Evan Mawarire returned to Zimbabwe from exile on the 11th of February 2017. His return caused a lot of hullabaloo on social media networks with mixed reactions being expressed. Some were happy, whilst others were confused as to why he would come back after all he had been through. A majority of the comments however were expressing their bitterness over him having left in the first place, particularly at such crucial time when his movement, #thisflag was at its peak in terms of impact and support. They felt let down by him leaving.
Contrary to popular belief,l actually admired him for having the courage to come back after all the persecution that he and his family had gone through.

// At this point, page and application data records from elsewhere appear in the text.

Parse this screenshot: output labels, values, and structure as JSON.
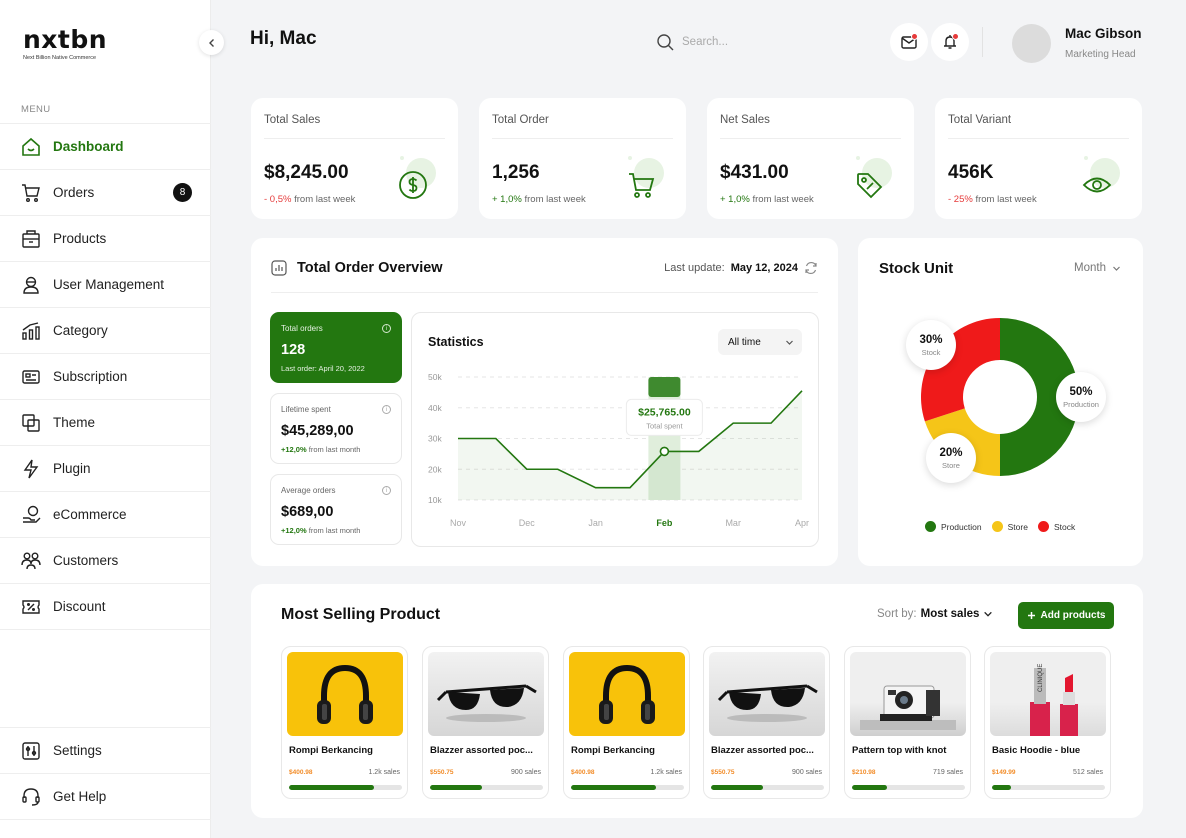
{
  "brand": {
    "name": "nxtbn",
    "tagline": "Next Billion Native Commerce"
  },
  "sidebar": {
    "menu_label": "MENU",
    "items": [
      {
        "label": "Dashboard",
        "icon": "home-icon",
        "active": true
      },
      {
        "label": "Orders",
        "icon": "cart-icon",
        "badge": "8"
      },
      {
        "label": "Products",
        "icon": "box-icon"
      },
      {
        "label": "User Management",
        "icon": "user-icon"
      },
      {
        "label": "Category",
        "icon": "chart-icon"
      },
      {
        "label": "Subscription",
        "icon": "card-icon"
      },
      {
        "label": "Theme",
        "icon": "layers-icon"
      },
      {
        "label": "Plugin",
        "icon": "lightning-icon"
      },
      {
        "label": "eCommerce",
        "icon": "coin-hand-icon"
      },
      {
        "label": "Customers",
        "icon": "users-icon"
      },
      {
        "label": "Discount",
        "icon": "ticket-icon"
      }
    ],
    "bottom": [
      {
        "label": "Settings",
        "icon": "sliders-icon"
      },
      {
        "label": "Get Help",
        "icon": "headset-icon"
      }
    ]
  },
  "header": {
    "greeting": "Hi, Mac",
    "search_placeholder": "Search...",
    "user_name": "Mac Gibson",
    "user_role": "Marketing Head"
  },
  "stats": [
    {
      "title": "Total Sales",
      "value": "$8,245.00",
      "change": "- 0,5%",
      "change_dir": "down",
      "suffix": "from last week",
      "icon": "dollar-icon"
    },
    {
      "title": "Total Order",
      "value": "1,256",
      "change": "+ 1,0%",
      "change_dir": "up",
      "suffix": "from last week",
      "icon": "cart-icon"
    },
    {
      "title": "Net Sales",
      "value": "$431.00",
      "change": "+ 1,0%",
      "change_dir": "up",
      "suffix": "from last week",
      "icon": "tag-icon"
    },
    {
      "title": "Total Variant",
      "value": "456K",
      "change": "- 25%",
      "change_dir": "down",
      "suffix": "from last week",
      "icon": "eye-icon"
    }
  ],
  "overview": {
    "title": "Total Order Overview",
    "last_update_label": "Last update:",
    "last_update_date": "May 12, 2024",
    "mini": [
      {
        "label": "Total orders",
        "value": "128",
        "sub": "Last order: April 20, 2022"
      },
      {
        "label": "Lifetime spent",
        "value": "$45,289,00",
        "sub_up": "+12,0%",
        "sub": "from last month"
      },
      {
        "label": "Average orders",
        "value": "$689,00",
        "sub_up": "+12,0%",
        "sub": "from last month"
      }
    ],
    "statistics_title": "Statistics",
    "filter": "All time",
    "tooltip_value": "$25,765.00",
    "tooltip_label": "Total spent"
  },
  "chart_data": {
    "type": "line",
    "title": "Statistics",
    "x_ticks": [
      "Nov",
      "Dec",
      "Jan",
      "Feb",
      "Mar",
      "Apr"
    ],
    "y_ticks": [
      "50k",
      "40k",
      "30k",
      "20k",
      "10k"
    ],
    "ylim": [
      10000,
      50000
    ],
    "highlight": "Feb",
    "series": [
      {
        "x": [
          0,
          0.55,
          1,
          1.45,
          2,
          2.5,
          3,
          3.5,
          4,
          4.55,
          5
        ],
        "values": [
          30000,
          30000,
          20000,
          20000,
          14000,
          14000,
          25800,
          25800,
          35000,
          35000,
          45500
        ]
      }
    ],
    "color": "#237710"
  },
  "stock": {
    "title": "Stock Unit",
    "period": "Month",
    "chart": {
      "type": "pie",
      "slices": [
        {
          "name": "Production",
          "value": 50,
          "label": "50%",
          "color": "#237710"
        },
        {
          "name": "Store",
          "value": 20,
          "label": "20%",
          "color": "#f5c518"
        },
        {
          "name": "Stock",
          "value": 30,
          "label": "30%",
          "color": "#ef1a1a"
        }
      ]
    }
  },
  "most_selling": {
    "title": "Most Selling Product",
    "sort_label": "Sort by:",
    "sort_value": "Most sales",
    "add_button": "Add products",
    "products": [
      {
        "name": "Rompi Berkancing",
        "price": "$400.98",
        "sales": "1.2k sales",
        "progress": 0.75,
        "image": "headphones"
      },
      {
        "name": "Blazzer assorted poc...",
        "price": "$550.75",
        "sales": "900 sales",
        "progress": 0.46,
        "image": "sunglasses"
      },
      {
        "name": "Rompi Berkancing",
        "price": "$400.98",
        "sales": "1.2k sales",
        "progress": 0.75,
        "image": "headphones"
      },
      {
        "name": "Blazzer assorted poc...",
        "price": "$550.75",
        "sales": "900 sales",
        "progress": 0.46,
        "image": "sunglasses"
      },
      {
        "name": "Pattern top with knot",
        "price": "$210.98",
        "sales": "719 sales",
        "progress": 0.31,
        "image": "camera"
      },
      {
        "name": "Basic Hoodie - blue",
        "price": "$149.99",
        "sales": "512 sales",
        "progress": 0.17,
        "image": "lipstick"
      }
    ]
  }
}
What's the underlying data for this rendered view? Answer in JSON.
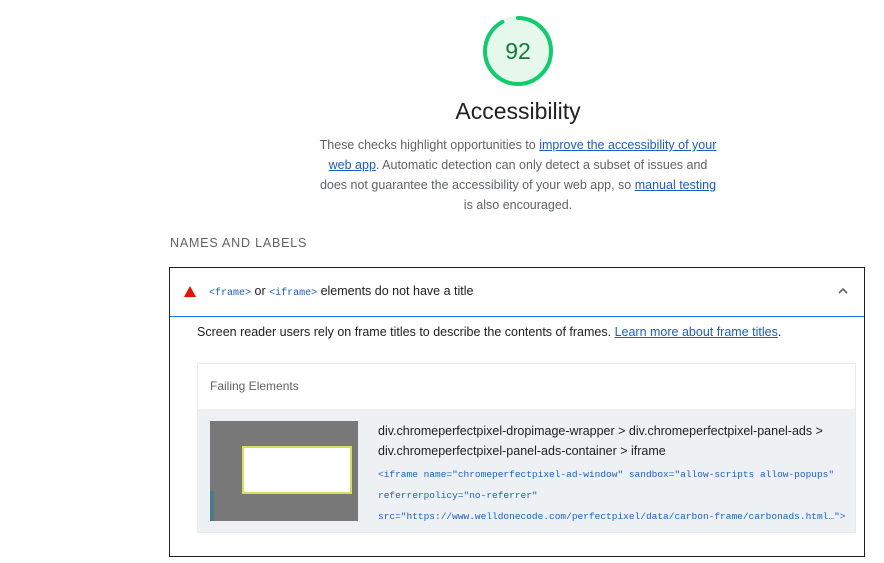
{
  "score": {
    "value": "92",
    "fraction": 0.92,
    "color": "#0cce6b"
  },
  "category": {
    "title": "Accessibility",
    "desc_part1": "These checks highlight opportunities to ",
    "link1": "improve the accessibility of your web app",
    "desc_part2": ". Automatic detection can only detect a subset of issues and does not guarantee the accessibility of your web app, so ",
    "link2": "manual testing",
    "desc_part3": " is also encouraged."
  },
  "group": {
    "title": "NAMES AND LABELS"
  },
  "audit": {
    "icon": "fail-triangle-icon",
    "code1": "<frame>",
    "or_text": " or ",
    "code2": "<iframe>",
    "title_rest": " elements do not have a title",
    "chevron_icon": "chevron-up-icon",
    "desc": "Screen reader users rely on frame titles to describe the contents of frames. ",
    "learn_more": "Learn more about frame titles",
    "desc_end": ".",
    "details_header": "Failing Elements",
    "items": [
      {
        "selector": "div.chromeperfectpixel-dropimage-wrapper > div.chromeperfectpixel-panel-ads > div.chromeperfectpixel-panel-ads-container > iframe",
        "snippet_line1": "<iframe name=\"chromeperfectpixel-ad-window\" sandbox=\"allow-scripts allow-popups\"",
        "snippet_line2": "referrerpolicy=\"no-referrer\"",
        "snippet_line3": "src=\"https://www.welldonecode.com/perfectpixel/data/carbon-frame/carbonads.html…\">"
      }
    ]
  }
}
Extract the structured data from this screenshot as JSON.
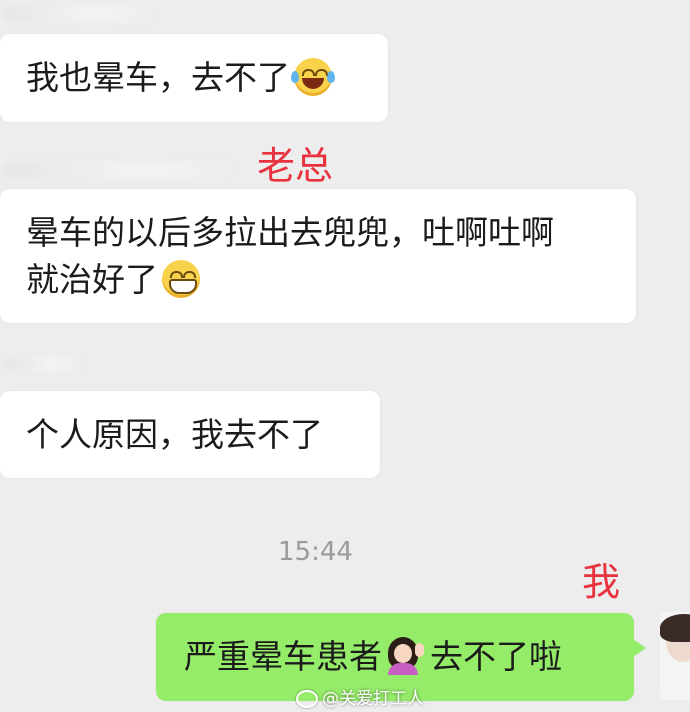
{
  "messages": [
    {
      "text": "我也晕车，去不了",
      "emoji": "laughing-tears-emoji"
    },
    {
      "line1": "晕车的以后多拉出去兜兜，吐啊吐啊",
      "line2": "就治好了",
      "emoji": "grinning-emoji"
    },
    {
      "text": "个人原因，我去不了"
    }
  ],
  "timestamp": "15:44",
  "annotations": {
    "boss": "老总",
    "me": "我"
  },
  "self_message": {
    "part1": "严重晕车患者",
    "emoji": "person-raising-hand-emoji",
    "part2": "去不了啦"
  },
  "watermark": "@关爱打工人",
  "colors": {
    "background": "#ededed",
    "bubble": "#ffffff",
    "self_bubble": "#95ec69",
    "annotation": "#e8323e",
    "timestamp": "#9b9b9b"
  }
}
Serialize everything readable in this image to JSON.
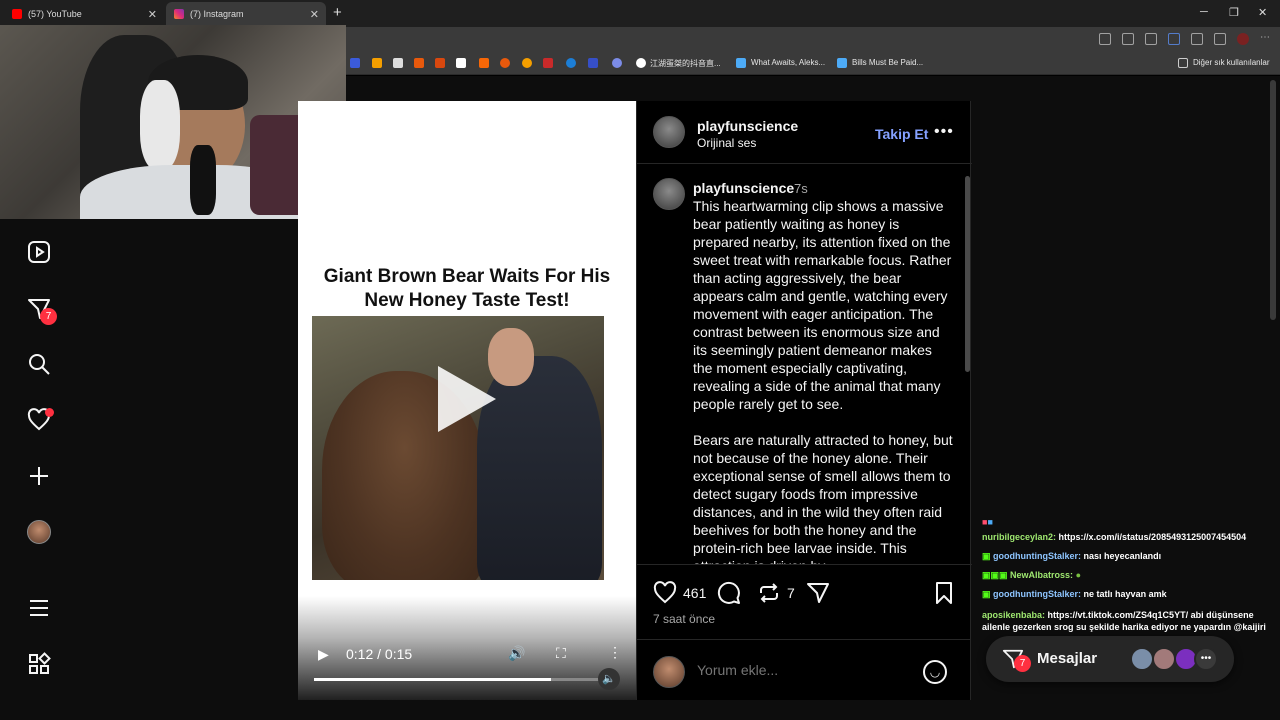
{
  "browser": {
    "tabs": [
      {
        "label": "(57) YouTube",
        "favicon_color": "#ff0000"
      },
      {
        "label": "(7) Instagram",
        "favicon_color": "#dd2a7b"
      }
    ],
    "bookmarks": [
      {
        "label": "江湖蛋桀的抖音直...",
        "icon": "tiktok-icon"
      },
      {
        "label": "What Awaits, Aleks...",
        "icon": "verified-icon"
      },
      {
        "label": "Bills Must Be Paid...",
        "icon": "verified-icon"
      }
    ],
    "other_bookmarks": "Diğer sık kullanılanlar"
  },
  "sidebar": {
    "reels_icon": "reels-icon",
    "messages_badge": "7",
    "icons": [
      "reels-icon",
      "messages-icon",
      "search-icon",
      "heart-icon",
      "create-icon",
      "profile-icon",
      "menu-icon",
      "more-icon"
    ]
  },
  "post": {
    "media_title": "Giant Brown Bear Waits For His New Honey Taste Test!",
    "video_time": "0:12 / 0:15",
    "video_progress": 0.8,
    "header_username": "playfunscience",
    "header_audio": "Orijinal ses",
    "follow_label": "Takip Et",
    "caption_username": "playfunscience",
    "caption_time": "7s",
    "caption_text": "This heartwarming clip shows a massive bear patiently waiting as honey is prepared nearby, its attention fixed on the sweet treat with remarkable focus. Rather than acting aggressively, the bear appears calm and gentle, watching every movement with eager anticipation. The contrast between its enormous size and its seemingly patient demeanor makes the moment especially captivating, revealing a side of the animal that many people rarely get to see.\n\nBears are naturally attracted to honey, but not because of the honey alone. Their exceptional sense of smell allows them to detect sugary foods from impressive distances, and in the wild they often raid beehives for both the honey and the protein-rich bee larvae inside. This attraction is driven by",
    "likes": "461",
    "reposts": "7",
    "time_ago": "7 saat önce",
    "comment_placeholder": "Yorum ekle..."
  },
  "chat": [
    {
      "name": "nuribilgeceylan2:",
      "text": "https://x.com/i/status/2085493125007454504"
    },
    {
      "name": "goodhuntingStalker:",
      "text": "nası heyecanlandı"
    },
    {
      "name": "NewAlbatross:",
      "text": ""
    },
    {
      "name": "goodhuntingStalker:",
      "text": "ne tatlı hayvan amk"
    },
    {
      "name": "aposikenbaba:",
      "text": "https://vt.tiktok.com/ZS4q1C5YT/ abi düşünsene ailenle gezerken srog su şekilde harika  ediyor ne yapardın @kaijiri"
    }
  ],
  "dm": {
    "label": "Mesajlar",
    "badge": "7"
  }
}
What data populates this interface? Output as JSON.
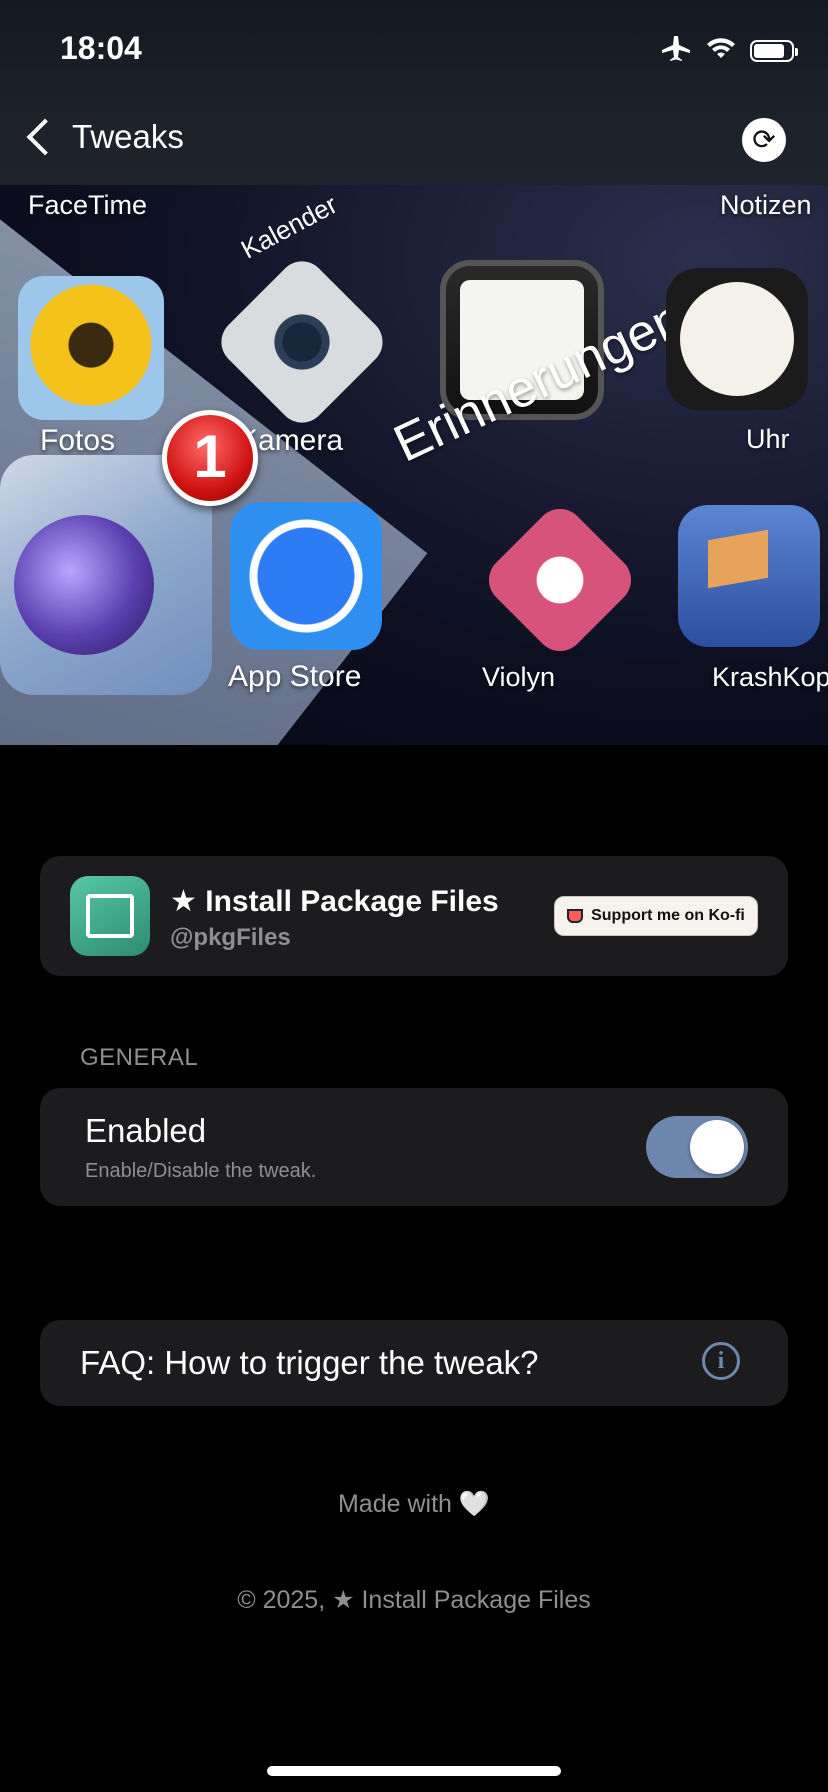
{
  "status_bar": {
    "time": "18:04",
    "icons": [
      "airplane-icon",
      "wifi-icon",
      "battery-icon"
    ]
  },
  "nav": {
    "back_label": "Tweaks",
    "refresh_icon": "refresh-icon"
  },
  "banner": {
    "labels": {
      "facetime": "FaceTime",
      "kalender": "Kalender",
      "notizen": "Notizen",
      "fotos": "Fotos",
      "kamera": "Kamera",
      "erinnerungen": "Erinnerungen",
      "uhr": "Uhr",
      "appstore": "App Store",
      "violyn": "Violyn",
      "krashkop": "KrashKop"
    },
    "badge_count": "1"
  },
  "package": {
    "title": "★ Install Package Files",
    "handle": "@pkgFiles",
    "kofi_label": "Support me on Ko-fi"
  },
  "general": {
    "section_label": "GENERAL",
    "enabled_title": "Enabled",
    "enabled_subtitle": "Enable/Disable the tweak.",
    "enabled_state": true
  },
  "faq": {
    "label": "FAQ: How to trigger the tweak?"
  },
  "footer": {
    "made_with": "Made with 🤍",
    "copyright": "© 2025, ★ Install Package Files"
  },
  "colors": {
    "accent": "#6e87ad",
    "card_bg": "#1c1c1e",
    "secondary_text": "#8e8e93"
  }
}
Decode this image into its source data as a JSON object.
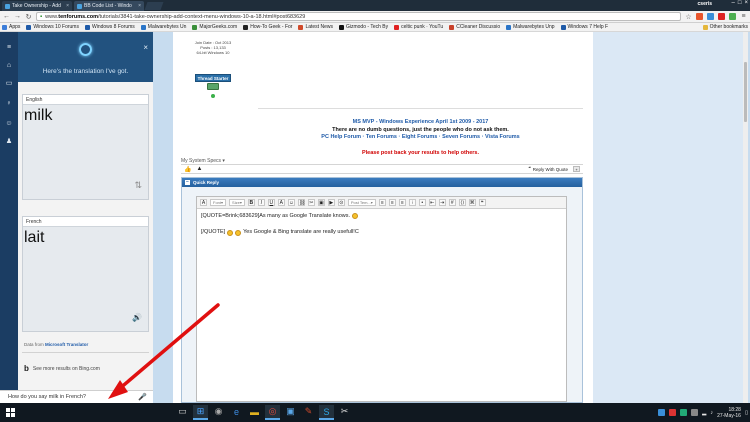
{
  "browser": {
    "tabs": [
      {
        "label": "Take Ownership - Add",
        "active": false
      },
      {
        "label": "BB Code List - Windo",
        "active": true
      }
    ],
    "profile_name": "cseris",
    "address": {
      "prefix": "www.",
      "host": "tenforums.com",
      "path": "/tutorials/3841-take-ownership-add-context-menu-windows-10-a-18.html#post683629"
    },
    "bookmarks": [
      {
        "label": "Apps",
        "color": "#3c7dd9"
      },
      {
        "label": "Windows 10 Forums",
        "color": "#1e5aa8"
      },
      {
        "label": "Windows 8 Forums",
        "color": "#1e5aa8"
      },
      {
        "label": "Malwarebytes Un",
        "color": "#2a75c8"
      },
      {
        "label": "MajorGeeks.com",
        "color": "#3a8f3a"
      },
      {
        "label": "How-To Geek - For",
        "color": "#222222"
      },
      {
        "label": "Latest News",
        "color": "#d04a2a"
      },
      {
        "label": "Gizmodo - Tech By",
        "color": "#111111"
      },
      {
        "label": "celtic punk · YouTu",
        "color": "#e02020"
      },
      {
        "label": "CCleaner Discussio",
        "color": "#c8412a"
      },
      {
        "label": "Malwarebytes Unp",
        "color": "#2a75c8"
      },
      {
        "label": "Windows 7 Help F",
        "color": "#1e5aa8"
      }
    ],
    "other_bookmarks": "Other bookmarks"
  },
  "post": {
    "user_info": [
      "Join Date : Oct 2013",
      "Posts : 13,133",
      "64-bit Windows 10",
      "Thread Starter"
    ],
    "thread_starter_label": "Thread Starter",
    "signature": {
      "line1": "MS MVP - Windows Experience April 1st 2009 - 2017",
      "line2": "There are no dumb questions, just the people who do not ask them.",
      "line3": "PC Help Forum · Ten Forums · Eight Forums · Seven Forums · Vista Forums",
      "warning": "Please post back your results to help others."
    },
    "system_specs": "My System Specs",
    "reply_with_quote": "Reply With Quote"
  },
  "quick_reply": {
    "title": "Quick Reply",
    "font_select": "Font",
    "size_select": "Size",
    "post_icons_select": "Post Tem...",
    "text_line1": "[QUOTE=Brink;683629]As many as Google Translate knows.",
    "text_line2_prefix": "[/QUOTE]",
    "text_line2_suffix": " Yes Google & Bing translate are really usefull!C"
  },
  "cortana": {
    "header_message": "Here's the translation I've got.",
    "source_lang": "English",
    "source_word": "milk",
    "target_lang": "French",
    "target_word": "lait",
    "data_from_prefix": "Data from",
    "data_from_source": "Microsoft Translator",
    "bing_more": "See more results on Bing.com",
    "search_query": "How do you say milk in French?"
  },
  "taskbar": {
    "time": "18:28",
    "date": "27-May-16"
  }
}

I also felt it was unfair that all Zimbabweans had placed the burden on this one person of liberating them from the clutches of political and economic pit the country had fallen into.
In another incident in December 2016, a statement was made by the CEO of the Mail and Guardian, Trevor Ncube, on Twitter where he had written that “if Morgan Tsvangirai is your hero then you don’t belong to a transformative Zimbabwe.” His comments angered a lot of people particularly Morgan’s supporters who castigated him for criticizing their leader, with many stating that MDC is nothing without Morgan.
In another example, power within ZANUP centres around one person, and that is Robert Mugabe. The fate of the party beyond him remains uncertain as evidenced in the current succession battles plaguing the party.
What all these examples reveal is that Zimbabwe’s Achilles heel, or, in other words, its political weakness is that of the politics of personality. There is emphasis and importance placed more on personalities, particularly of leaders, than on the values that the movements or the political parties that they lead or represent. These personalities are treated almost like demi gods that can do no wrong. In a case where they do something that appears wrong in the eyes of their supporters, as in Evan’s case, they are demonised by people in such a terrible way.
In the case of Evan Mawarire, the people had become so fixated on him as the leader of the movement that they lost focus of the main purpose of the cause which was to bring our leaders to account for the current state that Zimbabwe was in. As a result of their anger a movement that had so much hope died a natural death.
In the case of Trevor Ncube’s comment, Morgan’s supporters were so quick to criticize Trevor for expressing his personal opinion (which he has a right to do), as they fiercely defended their leader, with some going as far as taking personal jabs at Trevor. As a nation we have become so focused onleaders that we lose sight of the bigger picture which are values. Values are timeless and values can never let you down as compared to human beings that inherently make mistakes. In Western countries, for example in the United States, there are two main dominant parties with the largest support base, the Democrats and the Republicans. Support for these parties is values-based regardless of who is leading it at any particular time.
The Democrat supporters subscribe to liberal values such as the right to make a choice to obtain an abortion, they support homosexual causes, they favour gun control, and so on. The Republican supporters on the other hand subscribe to traditional family values that the party stands for such as opposing abortion, opposing gun control and do not support homosexual causes. Resultantly their values have managed to stand the test of time. As Zimbabweans and Africans we must a rip a page out of the book of our Western counterparts and have a more values-based political system. That way the dream of the ideal Zimbabwe we hope to live in one day will not get lost in the sand.